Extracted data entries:
::::

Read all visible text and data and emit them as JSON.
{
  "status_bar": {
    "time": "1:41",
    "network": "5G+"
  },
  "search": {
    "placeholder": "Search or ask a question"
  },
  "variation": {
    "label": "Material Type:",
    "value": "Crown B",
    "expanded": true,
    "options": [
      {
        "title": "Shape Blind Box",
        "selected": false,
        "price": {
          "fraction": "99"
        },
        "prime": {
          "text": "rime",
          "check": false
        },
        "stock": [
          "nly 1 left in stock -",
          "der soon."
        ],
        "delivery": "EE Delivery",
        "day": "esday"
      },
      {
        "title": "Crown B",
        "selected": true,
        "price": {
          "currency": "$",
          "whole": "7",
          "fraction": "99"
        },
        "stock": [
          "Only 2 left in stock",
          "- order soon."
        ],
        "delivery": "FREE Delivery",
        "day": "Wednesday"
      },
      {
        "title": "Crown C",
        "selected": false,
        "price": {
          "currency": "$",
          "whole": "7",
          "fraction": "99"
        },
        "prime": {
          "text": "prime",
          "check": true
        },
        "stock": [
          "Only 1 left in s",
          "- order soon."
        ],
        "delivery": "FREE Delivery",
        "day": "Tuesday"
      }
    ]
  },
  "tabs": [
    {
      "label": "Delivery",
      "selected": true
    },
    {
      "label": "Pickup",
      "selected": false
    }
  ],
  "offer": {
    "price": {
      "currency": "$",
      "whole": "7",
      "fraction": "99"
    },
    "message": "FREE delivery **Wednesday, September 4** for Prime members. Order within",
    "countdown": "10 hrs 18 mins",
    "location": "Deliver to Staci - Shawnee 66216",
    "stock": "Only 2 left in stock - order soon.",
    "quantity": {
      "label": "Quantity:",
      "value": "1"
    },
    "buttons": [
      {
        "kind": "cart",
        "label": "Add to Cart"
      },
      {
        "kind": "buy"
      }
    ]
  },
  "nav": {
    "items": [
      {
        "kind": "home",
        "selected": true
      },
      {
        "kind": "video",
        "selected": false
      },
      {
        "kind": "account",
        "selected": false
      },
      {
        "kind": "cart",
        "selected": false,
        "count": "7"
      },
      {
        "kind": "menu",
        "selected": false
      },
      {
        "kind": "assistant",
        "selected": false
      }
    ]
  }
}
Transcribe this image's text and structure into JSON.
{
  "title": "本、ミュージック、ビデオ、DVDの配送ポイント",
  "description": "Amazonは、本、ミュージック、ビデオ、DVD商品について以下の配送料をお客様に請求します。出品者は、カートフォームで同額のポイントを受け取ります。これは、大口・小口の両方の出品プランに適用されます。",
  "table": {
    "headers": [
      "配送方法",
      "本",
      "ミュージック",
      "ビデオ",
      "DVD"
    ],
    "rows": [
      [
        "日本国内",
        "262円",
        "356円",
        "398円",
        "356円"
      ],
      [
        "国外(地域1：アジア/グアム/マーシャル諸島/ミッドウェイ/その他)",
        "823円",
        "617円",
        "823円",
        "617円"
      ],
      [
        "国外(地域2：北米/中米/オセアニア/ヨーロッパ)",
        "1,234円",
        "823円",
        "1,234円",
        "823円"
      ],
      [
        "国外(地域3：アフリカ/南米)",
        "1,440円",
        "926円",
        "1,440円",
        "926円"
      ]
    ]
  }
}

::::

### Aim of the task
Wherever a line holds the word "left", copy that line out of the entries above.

### Response
          "nly 1 left in stock -",
          "Only 2 left in stock",
          "Only 1 left in s",
    "stock": "Only 2 left in stock - order soon.",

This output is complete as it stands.